The Treasury of David.

Psalm 37:8

Exposition

Cease from anger and forsake wrath. Especially anger against the arrangements of Providence, and jealousies of the temporary pleasures of those who are so soon to be banished from all comfort. Anger anywhere is madness, here it is aggravate insanity. Yet since anger will try to keep us company, we must resolvedly forsake it. Fret not thyself in any wise to do evil. By no reasonings and under no circumstances be led into such a course. Fretfulness lies upon the verge of great sin. Many who have indulged a murmuring disposition have at last come to sin, in order to gain their fancied rights. Beware of carping at others, study to be yourself found in the right way; and as you would dread outward sin, tremble at inward repining.

Explanatory Notes and Quaint Sayings

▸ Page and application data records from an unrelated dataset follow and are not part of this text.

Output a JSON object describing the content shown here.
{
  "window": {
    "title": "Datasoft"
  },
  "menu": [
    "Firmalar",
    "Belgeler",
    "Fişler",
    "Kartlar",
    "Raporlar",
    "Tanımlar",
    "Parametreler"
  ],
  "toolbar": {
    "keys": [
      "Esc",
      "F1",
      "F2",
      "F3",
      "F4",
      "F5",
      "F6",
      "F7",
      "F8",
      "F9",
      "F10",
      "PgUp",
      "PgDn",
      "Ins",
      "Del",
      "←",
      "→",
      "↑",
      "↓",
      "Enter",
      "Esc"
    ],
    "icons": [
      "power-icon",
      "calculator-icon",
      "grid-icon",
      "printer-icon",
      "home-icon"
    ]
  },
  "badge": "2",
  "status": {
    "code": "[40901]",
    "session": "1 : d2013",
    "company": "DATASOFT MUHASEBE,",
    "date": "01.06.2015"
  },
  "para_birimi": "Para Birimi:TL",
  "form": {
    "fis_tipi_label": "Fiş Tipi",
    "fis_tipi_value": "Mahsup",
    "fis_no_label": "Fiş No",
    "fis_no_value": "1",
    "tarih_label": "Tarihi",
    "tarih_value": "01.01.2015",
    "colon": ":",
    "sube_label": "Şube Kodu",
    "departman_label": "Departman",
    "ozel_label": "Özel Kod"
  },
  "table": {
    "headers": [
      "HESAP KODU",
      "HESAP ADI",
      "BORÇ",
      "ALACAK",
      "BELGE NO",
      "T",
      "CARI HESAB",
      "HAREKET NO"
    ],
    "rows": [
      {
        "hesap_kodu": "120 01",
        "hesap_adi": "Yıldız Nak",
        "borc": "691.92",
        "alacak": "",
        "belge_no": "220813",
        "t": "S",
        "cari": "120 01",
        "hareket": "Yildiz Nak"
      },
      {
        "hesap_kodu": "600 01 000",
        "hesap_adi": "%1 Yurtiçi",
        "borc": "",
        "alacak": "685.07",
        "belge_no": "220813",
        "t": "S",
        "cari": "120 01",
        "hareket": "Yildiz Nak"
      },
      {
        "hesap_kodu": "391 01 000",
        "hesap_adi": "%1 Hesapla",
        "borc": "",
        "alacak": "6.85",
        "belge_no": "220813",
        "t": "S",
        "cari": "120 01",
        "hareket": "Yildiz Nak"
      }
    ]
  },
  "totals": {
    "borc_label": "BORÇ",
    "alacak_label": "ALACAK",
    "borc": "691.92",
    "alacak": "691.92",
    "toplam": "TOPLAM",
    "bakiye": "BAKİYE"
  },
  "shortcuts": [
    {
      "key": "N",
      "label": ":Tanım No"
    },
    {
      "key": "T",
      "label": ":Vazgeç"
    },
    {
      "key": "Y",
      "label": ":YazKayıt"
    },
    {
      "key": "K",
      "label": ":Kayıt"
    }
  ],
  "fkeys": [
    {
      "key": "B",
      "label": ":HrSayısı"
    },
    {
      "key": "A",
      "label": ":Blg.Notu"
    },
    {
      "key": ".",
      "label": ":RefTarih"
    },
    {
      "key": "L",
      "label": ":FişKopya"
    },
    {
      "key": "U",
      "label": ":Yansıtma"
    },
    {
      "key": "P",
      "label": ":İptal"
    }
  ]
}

Forsake wrath; which is anger wrought up to a greater degree; and the rather to be shunned and avoided, as being very disagreeable to the character of a good man. Fret not thyself in any wise to do evil; evil may be done by fretting at the prosperity of wicked men, or by imitating them, doing as they do, in hope of being prosperous as they are. John Gill.

Hints to the Village Preacher

A Sermon For The Fretful.

  1. Cease from present anger. It is madness, it is sin; it shuts out our prayers; it will grow into malice; it may lead to worse.
  2. Forsake it for the future. Repent of it, watch temper, discipline thy passions, etc.
  3. Avoid all kindred feelings of fretfulness, impatience, envy, etc., for they lead to evil.

The Treasury of David.

Singing Psalms 37

#GIVETHANKS

#Outreach: That the world may know

#Prayer Focus: Pray for Our Prodigals

#Praise the Lord

Please follow my blogs  Guam Christian Blog

Guam views Blog

Podcast: https://anchor.fm/bruce-dinsman

Bruce’s Facebook https://www.facebook.com/bruce.dinsman

Featured book: https://www.amazon.com/Daily-Service-4-Bruce-Dinsman-ebook/dp/B07W64BCD1

Twitter: @bad671

Instagram: https://www.instagram.com/dinsmanbruce/

Younow: https://www.younow.com/BruceDinsman

Pinterest: https://www.pinterest.com/bdinsman/pin

#Parler #ParlerUS @pacislappraisal

Leave a Reply

Fill in your details below or click an icon to log in:

WordPress.com Logo

You are commenting using your WordPress.com account. Log Out /  Change )

Google photo

You are commenting using your Google account. Log Out /  Change )

Twitter picture

You are commenting using your Twitter account. Log Out /  Change )

Facebook photo

You are commenting using your Facebook account. Log Out /  Change )

Connecting to %s

%d bloggers like this: